The past lives of the characters give a chilling insight into life in East Germany. One example was Maria being honored in being chosen to attend the Wilhelm Pieck Pioneer Camp for six weeks during the school year. You didn’t turn this down. Maria’s mother had to ship her the proper items.

There was no end to the rules and regulations: how you were supposed to arrange your clothes over the chair every evening when you undressed, the neckerchief always on top; how to make your bed with military precision’ when you had to get up for early morning exercises, barked at by loudspeakers, which were in every block and throughout the camp grounds.

That was my turning point, something snapped inside me, my resistance dissolved. I felt at one with the others, strong and invincible. It was an uplifting moment, indescribable, and at the same time one of the most unsettling aspects of my entire stay.

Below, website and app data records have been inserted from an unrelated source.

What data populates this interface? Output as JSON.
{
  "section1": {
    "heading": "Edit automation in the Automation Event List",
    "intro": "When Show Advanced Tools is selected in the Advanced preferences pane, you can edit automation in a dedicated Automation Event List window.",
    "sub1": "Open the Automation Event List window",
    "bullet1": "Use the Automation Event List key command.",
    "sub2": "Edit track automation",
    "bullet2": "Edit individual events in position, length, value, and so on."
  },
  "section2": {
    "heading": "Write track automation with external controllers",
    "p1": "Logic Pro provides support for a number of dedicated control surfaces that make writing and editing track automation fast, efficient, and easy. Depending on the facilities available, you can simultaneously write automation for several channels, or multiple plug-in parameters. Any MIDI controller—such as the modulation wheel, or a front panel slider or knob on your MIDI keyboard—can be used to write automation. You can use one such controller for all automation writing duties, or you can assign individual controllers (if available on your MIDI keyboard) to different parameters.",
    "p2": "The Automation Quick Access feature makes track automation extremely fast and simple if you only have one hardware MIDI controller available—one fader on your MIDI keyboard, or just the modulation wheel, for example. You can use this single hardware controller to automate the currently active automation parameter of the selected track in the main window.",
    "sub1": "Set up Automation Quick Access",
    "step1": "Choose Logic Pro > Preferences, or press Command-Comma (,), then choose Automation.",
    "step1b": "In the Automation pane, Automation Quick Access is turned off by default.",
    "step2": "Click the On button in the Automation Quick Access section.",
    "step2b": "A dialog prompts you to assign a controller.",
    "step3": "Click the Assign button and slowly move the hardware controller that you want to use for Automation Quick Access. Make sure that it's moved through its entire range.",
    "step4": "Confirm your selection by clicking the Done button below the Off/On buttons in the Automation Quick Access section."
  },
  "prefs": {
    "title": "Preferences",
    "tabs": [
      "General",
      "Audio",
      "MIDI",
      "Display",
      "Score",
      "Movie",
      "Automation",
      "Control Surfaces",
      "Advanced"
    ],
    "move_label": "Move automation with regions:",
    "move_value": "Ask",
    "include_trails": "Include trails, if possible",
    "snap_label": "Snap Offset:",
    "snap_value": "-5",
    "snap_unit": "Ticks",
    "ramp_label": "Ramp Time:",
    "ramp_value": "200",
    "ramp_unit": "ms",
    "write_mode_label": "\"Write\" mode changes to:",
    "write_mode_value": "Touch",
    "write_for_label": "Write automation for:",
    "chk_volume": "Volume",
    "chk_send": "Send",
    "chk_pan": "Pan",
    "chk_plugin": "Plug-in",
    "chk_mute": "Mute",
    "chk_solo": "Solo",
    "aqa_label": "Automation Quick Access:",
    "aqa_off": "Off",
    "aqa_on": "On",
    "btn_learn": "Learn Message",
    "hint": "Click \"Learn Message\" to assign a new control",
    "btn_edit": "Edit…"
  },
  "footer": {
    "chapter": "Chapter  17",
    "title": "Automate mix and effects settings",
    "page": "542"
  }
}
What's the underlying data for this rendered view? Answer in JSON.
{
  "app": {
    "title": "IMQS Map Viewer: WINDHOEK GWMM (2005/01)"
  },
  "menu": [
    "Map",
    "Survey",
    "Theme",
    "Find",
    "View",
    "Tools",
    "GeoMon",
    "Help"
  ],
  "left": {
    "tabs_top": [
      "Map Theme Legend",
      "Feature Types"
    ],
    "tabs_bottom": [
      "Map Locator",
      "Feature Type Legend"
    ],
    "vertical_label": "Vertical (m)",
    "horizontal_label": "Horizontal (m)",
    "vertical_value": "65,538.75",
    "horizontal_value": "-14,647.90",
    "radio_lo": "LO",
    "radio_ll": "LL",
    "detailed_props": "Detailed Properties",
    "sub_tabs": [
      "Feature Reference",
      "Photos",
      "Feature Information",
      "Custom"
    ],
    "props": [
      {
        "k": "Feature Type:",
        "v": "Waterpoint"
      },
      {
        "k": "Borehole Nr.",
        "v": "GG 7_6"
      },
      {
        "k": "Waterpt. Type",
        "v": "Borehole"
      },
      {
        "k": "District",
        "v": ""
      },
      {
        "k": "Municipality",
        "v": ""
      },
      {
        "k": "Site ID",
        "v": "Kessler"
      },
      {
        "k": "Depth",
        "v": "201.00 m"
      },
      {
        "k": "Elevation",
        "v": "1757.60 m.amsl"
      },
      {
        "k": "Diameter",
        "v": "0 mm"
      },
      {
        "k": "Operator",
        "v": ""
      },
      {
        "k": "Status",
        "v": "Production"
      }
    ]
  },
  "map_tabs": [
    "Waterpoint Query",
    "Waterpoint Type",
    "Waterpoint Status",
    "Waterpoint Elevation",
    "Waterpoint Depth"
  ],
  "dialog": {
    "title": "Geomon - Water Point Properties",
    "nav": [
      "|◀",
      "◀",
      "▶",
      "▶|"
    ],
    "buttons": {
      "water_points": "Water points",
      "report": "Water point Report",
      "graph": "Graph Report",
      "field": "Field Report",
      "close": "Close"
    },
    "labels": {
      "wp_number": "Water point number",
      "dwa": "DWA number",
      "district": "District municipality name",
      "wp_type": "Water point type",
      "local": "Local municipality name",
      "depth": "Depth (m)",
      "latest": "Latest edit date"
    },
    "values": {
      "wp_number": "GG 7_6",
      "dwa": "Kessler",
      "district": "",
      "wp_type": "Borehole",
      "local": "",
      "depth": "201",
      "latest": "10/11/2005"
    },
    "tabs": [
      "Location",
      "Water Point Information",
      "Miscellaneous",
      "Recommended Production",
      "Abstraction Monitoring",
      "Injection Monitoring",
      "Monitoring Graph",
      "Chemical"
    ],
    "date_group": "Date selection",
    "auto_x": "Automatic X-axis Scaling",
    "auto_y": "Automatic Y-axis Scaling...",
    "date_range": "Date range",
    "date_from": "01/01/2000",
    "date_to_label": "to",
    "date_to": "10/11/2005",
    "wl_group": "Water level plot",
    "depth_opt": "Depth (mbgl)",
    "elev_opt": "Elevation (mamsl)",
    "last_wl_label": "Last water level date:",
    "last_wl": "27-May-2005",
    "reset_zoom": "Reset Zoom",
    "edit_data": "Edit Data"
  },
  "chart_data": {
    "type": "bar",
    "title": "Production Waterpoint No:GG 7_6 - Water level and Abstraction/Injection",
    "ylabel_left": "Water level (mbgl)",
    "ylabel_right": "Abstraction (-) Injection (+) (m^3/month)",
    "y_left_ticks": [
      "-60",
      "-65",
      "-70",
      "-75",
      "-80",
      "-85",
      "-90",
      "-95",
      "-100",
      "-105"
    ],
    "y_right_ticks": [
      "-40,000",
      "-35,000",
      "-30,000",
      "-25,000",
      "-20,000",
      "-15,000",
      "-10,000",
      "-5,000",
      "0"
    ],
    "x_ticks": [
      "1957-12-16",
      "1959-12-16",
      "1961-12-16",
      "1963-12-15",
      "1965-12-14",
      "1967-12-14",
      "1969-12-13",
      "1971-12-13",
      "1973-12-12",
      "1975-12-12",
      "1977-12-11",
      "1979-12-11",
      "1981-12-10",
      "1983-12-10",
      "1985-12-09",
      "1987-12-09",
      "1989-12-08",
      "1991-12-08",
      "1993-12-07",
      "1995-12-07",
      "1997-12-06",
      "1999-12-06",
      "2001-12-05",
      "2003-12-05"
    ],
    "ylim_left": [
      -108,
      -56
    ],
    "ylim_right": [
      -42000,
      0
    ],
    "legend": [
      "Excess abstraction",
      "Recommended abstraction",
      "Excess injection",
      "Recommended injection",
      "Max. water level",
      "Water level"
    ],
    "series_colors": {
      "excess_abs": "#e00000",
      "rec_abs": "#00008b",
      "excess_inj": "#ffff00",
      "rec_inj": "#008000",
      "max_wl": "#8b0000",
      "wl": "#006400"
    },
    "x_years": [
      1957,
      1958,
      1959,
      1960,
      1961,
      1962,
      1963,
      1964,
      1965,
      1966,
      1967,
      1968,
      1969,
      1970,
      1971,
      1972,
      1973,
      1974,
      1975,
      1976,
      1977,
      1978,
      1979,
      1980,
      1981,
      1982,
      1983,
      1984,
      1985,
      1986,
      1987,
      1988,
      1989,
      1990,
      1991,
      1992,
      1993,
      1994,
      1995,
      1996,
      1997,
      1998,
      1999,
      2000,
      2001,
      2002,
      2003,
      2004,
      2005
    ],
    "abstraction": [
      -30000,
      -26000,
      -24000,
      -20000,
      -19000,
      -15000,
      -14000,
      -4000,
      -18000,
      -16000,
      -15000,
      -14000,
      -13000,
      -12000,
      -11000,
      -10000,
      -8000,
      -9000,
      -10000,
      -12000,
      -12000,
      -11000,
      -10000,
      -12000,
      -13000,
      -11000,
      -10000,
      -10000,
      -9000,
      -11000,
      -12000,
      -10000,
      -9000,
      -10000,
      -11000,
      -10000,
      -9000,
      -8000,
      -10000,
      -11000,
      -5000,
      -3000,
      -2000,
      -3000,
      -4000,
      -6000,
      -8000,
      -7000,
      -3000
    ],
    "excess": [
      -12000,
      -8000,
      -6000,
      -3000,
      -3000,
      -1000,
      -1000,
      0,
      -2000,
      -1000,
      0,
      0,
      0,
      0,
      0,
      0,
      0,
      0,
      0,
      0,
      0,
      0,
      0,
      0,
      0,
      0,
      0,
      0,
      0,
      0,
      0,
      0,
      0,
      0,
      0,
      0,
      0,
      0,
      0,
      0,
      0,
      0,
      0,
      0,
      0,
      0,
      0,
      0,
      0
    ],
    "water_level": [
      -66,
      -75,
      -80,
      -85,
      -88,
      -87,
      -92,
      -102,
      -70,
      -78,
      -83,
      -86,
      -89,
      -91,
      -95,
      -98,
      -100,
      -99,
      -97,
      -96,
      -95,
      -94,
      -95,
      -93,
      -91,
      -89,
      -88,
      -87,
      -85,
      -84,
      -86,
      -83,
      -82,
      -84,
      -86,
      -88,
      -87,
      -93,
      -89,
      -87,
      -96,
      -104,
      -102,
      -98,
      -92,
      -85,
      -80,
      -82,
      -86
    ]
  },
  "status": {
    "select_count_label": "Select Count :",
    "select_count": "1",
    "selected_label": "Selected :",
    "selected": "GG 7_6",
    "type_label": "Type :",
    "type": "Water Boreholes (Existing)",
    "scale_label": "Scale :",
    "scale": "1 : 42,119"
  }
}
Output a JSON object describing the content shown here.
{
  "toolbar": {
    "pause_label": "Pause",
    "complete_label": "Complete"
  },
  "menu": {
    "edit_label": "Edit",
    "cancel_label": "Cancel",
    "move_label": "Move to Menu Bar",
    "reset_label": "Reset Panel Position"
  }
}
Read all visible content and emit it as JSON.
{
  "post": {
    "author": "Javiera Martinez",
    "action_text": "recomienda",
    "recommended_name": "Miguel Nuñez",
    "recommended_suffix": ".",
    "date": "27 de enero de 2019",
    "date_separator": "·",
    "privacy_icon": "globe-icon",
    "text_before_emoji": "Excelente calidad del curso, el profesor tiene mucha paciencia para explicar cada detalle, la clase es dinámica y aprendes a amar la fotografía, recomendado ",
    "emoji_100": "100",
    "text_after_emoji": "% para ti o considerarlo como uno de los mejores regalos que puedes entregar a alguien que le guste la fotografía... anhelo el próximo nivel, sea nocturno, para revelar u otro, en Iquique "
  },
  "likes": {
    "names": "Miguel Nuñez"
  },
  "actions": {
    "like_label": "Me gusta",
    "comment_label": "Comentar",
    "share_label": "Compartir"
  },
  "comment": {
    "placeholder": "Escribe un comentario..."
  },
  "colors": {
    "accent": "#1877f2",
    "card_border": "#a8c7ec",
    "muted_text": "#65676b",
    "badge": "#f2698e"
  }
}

When, after six weeks, I came home and sang Russian war songs at the dinner table, my mother, in tears, asked me, “What on earth have they done to you?” I cried and missed my friends. It took me a while to get used to being at home again, and my yearning for camplife eventually turned into a rejection of everything collective.

SOMEDAY WE’LL TELL EACH OTHER EVERYTHING is a fascinating glimpse into life on the other side before and after the fall of the Berlin Wall. The characters are realistic. The way they were shaped by their circumstances and environment, not knowing who you could trust when your own spouse could be working with the Stasi. What a way to live.  The changes in them, their communities, and livelihoods, all these made for interesting reading.

It may be a cultural difference but the lack of parental say and control in Maria living at the farm with Johannes was troubling.

This and other events make Maria seem mature beyond her sixteen years yet I hesitate to call SOMEDAY WE’LL TELL EACH OTHER EVERYTHING a love story, despite its billing as that. An affair with such a pronounced age gap is unsettling and despite her seeming maturity feels wrong, a train wreck in the making, but compelling.

All in all Maria’s story is addicting.

4 stars